:: Provided entries ::
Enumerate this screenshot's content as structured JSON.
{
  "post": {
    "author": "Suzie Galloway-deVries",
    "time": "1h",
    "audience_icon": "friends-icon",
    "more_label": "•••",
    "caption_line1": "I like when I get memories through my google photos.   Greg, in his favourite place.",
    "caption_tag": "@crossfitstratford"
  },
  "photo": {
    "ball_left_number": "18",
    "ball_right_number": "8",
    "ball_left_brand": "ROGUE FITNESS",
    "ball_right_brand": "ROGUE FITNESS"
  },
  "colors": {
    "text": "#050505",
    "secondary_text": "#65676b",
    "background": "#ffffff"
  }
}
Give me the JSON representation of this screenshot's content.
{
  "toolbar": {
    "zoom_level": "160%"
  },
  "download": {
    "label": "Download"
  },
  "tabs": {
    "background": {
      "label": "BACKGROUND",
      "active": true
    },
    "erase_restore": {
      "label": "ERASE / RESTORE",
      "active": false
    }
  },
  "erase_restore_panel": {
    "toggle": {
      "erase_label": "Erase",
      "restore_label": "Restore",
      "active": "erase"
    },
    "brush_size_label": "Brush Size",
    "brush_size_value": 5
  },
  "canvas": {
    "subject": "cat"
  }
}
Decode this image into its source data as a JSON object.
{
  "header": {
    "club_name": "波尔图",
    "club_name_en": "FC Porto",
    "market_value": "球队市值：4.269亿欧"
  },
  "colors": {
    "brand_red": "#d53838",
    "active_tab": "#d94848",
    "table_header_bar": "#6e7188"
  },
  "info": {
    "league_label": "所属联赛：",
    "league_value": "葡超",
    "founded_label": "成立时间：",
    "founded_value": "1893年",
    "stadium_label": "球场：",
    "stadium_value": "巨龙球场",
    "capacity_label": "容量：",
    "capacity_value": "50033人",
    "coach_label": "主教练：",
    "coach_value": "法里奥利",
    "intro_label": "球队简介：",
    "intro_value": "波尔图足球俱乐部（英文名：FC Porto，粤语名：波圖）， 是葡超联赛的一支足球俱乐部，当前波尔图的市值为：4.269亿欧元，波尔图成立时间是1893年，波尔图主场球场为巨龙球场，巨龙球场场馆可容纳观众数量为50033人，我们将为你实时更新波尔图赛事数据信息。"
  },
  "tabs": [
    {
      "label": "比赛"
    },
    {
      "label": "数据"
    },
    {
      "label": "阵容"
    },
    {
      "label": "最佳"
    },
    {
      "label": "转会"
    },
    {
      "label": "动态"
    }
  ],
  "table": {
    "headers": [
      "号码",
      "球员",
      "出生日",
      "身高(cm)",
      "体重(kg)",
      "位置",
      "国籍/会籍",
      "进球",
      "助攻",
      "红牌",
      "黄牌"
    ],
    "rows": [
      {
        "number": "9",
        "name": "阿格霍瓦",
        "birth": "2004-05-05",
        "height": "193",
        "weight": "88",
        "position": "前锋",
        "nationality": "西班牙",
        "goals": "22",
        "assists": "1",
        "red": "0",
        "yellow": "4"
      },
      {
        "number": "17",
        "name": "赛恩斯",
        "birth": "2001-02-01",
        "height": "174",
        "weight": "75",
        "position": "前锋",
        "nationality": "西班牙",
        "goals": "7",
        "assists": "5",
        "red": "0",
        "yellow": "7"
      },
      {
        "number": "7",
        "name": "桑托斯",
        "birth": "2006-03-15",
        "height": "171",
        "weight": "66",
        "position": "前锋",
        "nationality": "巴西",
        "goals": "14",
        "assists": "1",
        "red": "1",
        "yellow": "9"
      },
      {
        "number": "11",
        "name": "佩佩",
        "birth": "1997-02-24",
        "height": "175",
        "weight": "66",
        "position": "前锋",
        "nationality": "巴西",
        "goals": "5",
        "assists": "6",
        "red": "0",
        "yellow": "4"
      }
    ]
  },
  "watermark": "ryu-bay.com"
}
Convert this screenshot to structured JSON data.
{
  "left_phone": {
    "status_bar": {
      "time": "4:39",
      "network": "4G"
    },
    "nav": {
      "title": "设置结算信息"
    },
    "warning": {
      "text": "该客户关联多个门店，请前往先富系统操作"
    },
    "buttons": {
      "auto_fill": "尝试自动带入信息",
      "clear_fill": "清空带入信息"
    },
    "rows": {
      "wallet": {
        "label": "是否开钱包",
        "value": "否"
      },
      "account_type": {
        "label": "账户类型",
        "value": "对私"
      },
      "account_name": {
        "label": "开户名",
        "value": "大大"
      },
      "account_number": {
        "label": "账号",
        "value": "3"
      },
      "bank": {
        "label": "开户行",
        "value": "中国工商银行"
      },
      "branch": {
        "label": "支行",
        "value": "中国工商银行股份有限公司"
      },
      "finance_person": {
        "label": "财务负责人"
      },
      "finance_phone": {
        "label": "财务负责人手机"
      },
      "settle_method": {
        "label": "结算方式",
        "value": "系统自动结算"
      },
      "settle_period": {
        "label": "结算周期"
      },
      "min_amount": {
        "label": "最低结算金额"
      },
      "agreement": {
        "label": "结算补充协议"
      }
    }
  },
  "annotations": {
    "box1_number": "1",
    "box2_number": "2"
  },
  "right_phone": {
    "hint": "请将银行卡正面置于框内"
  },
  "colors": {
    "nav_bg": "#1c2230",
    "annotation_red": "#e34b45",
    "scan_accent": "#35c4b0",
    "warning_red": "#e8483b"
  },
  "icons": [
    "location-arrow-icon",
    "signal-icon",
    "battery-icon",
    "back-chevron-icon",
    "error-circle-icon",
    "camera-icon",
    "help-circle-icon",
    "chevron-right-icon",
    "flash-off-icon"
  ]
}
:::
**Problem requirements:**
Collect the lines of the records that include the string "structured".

**Reply:**
Enumerate this screenshot's content as structured JSON.
Convert this screenshot to structured JSON data.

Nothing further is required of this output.